Sekishūsai was given an inka, a certificate of mastery, in April 1565 and was named the legitimate second headmaster. In May of 1566, he was then given the four scrolls of the Kagemokuroku: Enpi, Sangaku, Kuka, and Nanatachi.

“Motsujimi Shudan Kuden-sho” by Yagyū Munetoshi

Motsujimi Shudan Kuden-sho
In August of 1604, when he finished writing the Motsujimi Shudan Kuden-sho (A Mind Without Strife or Selfishness), Sekishūsai appointed Toshitoshi as his successor. Sekishūsai added three more important items to the Motsujimi Shudan Kuden-sho before Toshitoshi inherited the position in June 1605 and became the third headmaster. At that time, Sekishūsai gave the Motujimi Shudan Kuden-sho to Toshitoshi along with two other scrolls: the Shinkage Ryū Heihō Mokuroku no Koto, and the Shinkage Ryū Kiriai Kuden-sho no Koto. Sekishūsai was 77 and Toshitoshi was 28 years old.

Founder of Owari Yagyū, Yagyū Hyōgonosuke Toshitoshi

Shijū Fuja-sho
Owari Gondainagon Tokugawa Yoshinao, the first head of the Owari Tokugawa domain, became the fourth headmaster of Shinkage Ryū in 1620. At that time, the third headmaster, Yagyū Hyōgonosuke Toshitoshi, presented him with the Shijū Fuja-sho along with the other catalogues of techniques and teachings.
In the Shijū Fuja-sho, Toshitoshi describes heihō for armored combat. This heihō is characterized by low stances, and it was this style that the founder of Shinkage Ryū, Kamiizumi Ise-no-kami, taught to Sekishūsai. In this revolutionary text, Toshitoshi also introduces principles he devised for fighting without armor,as befitting the new era after the Genna Armistice.
While it could be said that the transition from the low stances of armored combat to the erect and unencumbered postures of combat in everyday clothing was inevitable, this was certainly a great achievement for Toshitoshi in the history of Japanese swordsmanship.

The 5th headmaster, the 5th family head, Yagyū Renya Toshikane

Shinkage Ryū Heihō Mokuroku (Renya kuden-sho)
The Shinkage Ryū Heihō Mokuroku is a collection of teachings thought to have been written by the fifth headmaster, Yagyū Renya Toshikane, when he was 12 or 13 years old. He briefly summarizes the concepts taught by the founder of the school, Kamiizumi Ise-no-kami, and the second headmaster, Yagyū Sekishūsai, and provides comments on each item in the four scrolls.

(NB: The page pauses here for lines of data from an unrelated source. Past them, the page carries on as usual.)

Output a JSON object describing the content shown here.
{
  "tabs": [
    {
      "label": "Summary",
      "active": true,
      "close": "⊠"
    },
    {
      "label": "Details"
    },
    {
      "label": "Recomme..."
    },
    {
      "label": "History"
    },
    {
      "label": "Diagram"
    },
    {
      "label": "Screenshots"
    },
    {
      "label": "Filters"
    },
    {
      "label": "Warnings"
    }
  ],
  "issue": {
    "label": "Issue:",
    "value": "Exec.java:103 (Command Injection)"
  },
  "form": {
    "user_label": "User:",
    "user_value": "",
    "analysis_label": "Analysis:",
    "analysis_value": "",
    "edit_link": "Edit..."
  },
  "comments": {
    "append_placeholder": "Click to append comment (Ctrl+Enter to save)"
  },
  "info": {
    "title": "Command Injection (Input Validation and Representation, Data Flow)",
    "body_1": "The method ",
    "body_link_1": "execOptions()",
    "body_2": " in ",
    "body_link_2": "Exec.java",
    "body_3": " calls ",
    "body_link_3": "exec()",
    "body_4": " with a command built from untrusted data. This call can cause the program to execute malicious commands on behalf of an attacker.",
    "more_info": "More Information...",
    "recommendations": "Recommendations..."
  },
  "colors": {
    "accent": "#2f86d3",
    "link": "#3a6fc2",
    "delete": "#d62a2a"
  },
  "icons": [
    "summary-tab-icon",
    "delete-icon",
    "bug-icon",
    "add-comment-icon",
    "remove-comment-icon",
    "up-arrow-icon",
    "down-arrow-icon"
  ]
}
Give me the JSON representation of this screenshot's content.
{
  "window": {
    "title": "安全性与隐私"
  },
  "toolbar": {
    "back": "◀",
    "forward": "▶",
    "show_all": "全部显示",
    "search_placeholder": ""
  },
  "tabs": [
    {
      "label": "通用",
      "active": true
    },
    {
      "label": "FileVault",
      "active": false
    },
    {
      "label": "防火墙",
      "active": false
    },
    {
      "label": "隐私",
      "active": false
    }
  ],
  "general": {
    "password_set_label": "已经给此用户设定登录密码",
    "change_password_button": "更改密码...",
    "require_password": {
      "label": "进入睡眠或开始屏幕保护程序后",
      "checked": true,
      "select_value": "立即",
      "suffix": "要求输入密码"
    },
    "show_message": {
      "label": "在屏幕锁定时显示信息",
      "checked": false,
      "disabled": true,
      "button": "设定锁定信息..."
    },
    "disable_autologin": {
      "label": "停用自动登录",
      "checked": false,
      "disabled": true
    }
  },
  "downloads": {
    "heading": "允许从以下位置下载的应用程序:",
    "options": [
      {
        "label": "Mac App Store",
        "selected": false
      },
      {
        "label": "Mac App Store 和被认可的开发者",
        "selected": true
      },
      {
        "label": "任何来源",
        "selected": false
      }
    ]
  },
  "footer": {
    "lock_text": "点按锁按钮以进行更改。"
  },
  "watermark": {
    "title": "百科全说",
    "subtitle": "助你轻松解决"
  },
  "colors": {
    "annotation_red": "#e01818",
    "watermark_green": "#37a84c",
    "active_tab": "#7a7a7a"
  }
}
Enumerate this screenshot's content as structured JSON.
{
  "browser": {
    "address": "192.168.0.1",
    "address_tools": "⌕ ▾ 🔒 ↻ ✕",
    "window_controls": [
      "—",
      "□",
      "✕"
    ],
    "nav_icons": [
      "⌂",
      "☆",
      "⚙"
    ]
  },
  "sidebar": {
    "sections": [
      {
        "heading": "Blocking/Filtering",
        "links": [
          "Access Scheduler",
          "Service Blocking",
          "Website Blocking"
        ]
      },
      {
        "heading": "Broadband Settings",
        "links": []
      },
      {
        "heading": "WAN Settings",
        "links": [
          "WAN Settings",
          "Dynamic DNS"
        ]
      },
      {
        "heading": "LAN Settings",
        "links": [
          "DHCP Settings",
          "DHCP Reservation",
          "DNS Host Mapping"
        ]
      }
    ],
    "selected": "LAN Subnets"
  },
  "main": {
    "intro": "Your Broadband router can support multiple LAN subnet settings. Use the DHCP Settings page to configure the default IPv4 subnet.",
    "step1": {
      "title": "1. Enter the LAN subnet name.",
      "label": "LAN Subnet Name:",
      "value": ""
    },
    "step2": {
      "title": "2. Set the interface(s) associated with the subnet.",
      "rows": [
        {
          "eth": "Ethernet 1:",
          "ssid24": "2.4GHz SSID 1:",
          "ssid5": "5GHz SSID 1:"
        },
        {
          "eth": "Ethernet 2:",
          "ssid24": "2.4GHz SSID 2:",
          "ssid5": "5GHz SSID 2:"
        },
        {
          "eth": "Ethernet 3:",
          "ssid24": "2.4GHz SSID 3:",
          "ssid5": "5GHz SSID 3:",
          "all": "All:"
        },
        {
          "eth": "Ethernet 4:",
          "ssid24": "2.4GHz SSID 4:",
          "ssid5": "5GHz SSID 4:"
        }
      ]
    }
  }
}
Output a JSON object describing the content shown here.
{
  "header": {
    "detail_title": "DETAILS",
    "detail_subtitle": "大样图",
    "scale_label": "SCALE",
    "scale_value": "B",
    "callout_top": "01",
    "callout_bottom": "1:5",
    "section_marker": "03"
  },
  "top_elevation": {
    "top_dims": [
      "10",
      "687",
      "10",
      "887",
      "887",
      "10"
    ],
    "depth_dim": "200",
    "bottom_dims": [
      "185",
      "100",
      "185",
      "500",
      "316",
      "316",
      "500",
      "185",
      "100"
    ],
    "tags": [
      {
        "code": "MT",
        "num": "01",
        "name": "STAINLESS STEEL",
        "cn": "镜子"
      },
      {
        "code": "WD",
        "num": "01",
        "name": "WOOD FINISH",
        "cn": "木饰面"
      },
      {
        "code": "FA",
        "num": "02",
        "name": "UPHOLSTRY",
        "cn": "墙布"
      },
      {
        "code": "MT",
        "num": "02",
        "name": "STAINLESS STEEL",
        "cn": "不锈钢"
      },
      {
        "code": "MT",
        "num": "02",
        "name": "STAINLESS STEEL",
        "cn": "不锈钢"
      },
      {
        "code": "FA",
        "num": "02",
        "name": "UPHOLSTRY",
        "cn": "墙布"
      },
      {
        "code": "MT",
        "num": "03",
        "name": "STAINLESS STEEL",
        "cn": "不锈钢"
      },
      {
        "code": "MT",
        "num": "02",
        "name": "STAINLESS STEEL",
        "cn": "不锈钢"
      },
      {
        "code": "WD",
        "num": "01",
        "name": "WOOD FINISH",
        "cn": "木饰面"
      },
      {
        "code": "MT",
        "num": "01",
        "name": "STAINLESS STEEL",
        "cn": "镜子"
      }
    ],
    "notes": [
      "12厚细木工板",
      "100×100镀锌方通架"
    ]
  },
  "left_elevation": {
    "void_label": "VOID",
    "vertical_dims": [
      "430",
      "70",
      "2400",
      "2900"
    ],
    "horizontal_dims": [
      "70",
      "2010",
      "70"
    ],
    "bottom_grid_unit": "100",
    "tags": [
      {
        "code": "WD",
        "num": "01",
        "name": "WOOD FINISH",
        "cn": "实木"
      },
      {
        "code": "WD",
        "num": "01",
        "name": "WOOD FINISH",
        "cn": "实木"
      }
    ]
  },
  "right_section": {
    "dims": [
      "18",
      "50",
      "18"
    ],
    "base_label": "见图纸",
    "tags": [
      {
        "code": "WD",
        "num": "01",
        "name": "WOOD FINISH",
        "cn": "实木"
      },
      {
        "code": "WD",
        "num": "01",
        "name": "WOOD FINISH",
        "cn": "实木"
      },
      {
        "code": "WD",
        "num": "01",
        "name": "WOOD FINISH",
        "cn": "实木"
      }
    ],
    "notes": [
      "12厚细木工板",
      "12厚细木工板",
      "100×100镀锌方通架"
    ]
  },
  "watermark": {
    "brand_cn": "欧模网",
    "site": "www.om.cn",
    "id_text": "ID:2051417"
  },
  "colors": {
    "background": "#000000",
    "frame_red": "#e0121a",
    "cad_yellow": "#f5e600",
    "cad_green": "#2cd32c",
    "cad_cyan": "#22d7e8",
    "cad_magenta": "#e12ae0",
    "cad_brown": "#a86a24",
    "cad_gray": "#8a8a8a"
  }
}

He discusses the technique and theory of each in terms of the “old” theory of the first and second headmasters and in terms of the “current” theory of his father, Toshitoshi. Renya sealed this text and never showed it to other people. He then passed it down to his nephew, the eighth headmaster, after writing on the cover that anyone who broke the seal, would face punishment by Marishiten, a Buddhist deity. It is taught that the eleventh headmaster, Yagyū Toshiharu, gathered his extraordinary courage and conviction and opened the scroll, and it has illuminated the understanding of successive headmasters ever since.